Data entries
○ ○ ○ ○ ○ ○ ○

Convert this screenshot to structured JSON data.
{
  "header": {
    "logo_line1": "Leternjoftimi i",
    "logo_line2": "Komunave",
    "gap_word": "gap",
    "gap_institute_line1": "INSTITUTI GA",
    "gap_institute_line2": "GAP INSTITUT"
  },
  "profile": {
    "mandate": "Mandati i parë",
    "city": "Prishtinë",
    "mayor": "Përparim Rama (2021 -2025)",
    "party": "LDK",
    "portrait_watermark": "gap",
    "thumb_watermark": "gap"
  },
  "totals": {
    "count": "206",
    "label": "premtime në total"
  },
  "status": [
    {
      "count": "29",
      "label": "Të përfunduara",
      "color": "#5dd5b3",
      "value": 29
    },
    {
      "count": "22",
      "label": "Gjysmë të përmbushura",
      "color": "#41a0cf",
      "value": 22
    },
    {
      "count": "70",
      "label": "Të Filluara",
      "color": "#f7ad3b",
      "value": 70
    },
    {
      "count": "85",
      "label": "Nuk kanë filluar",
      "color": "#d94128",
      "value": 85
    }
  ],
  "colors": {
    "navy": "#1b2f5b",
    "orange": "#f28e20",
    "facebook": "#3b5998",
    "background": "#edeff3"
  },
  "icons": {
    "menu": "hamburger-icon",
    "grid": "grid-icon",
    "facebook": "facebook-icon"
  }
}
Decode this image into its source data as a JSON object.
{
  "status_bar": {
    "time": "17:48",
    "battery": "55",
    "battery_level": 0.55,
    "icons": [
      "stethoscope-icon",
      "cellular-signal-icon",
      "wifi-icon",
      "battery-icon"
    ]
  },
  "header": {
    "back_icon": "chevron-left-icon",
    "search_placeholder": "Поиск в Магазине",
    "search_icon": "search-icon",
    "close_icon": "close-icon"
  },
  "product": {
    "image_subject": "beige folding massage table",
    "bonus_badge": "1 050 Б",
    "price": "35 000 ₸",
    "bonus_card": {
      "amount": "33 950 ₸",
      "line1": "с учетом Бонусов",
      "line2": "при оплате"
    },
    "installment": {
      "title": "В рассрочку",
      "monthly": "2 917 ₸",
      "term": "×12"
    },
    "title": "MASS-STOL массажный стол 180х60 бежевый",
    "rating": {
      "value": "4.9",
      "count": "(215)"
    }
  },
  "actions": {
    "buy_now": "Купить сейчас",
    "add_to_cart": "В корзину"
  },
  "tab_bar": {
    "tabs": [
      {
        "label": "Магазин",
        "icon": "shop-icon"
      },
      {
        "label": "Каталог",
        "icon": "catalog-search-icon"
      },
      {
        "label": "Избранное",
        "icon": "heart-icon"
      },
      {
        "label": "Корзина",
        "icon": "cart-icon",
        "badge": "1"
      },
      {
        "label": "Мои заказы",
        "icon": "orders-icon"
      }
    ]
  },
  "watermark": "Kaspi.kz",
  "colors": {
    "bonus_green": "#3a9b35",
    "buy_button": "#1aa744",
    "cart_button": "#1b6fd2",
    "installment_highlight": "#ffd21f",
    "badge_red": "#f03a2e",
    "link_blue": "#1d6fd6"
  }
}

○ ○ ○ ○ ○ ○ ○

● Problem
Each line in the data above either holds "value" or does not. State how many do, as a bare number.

● Task solution
5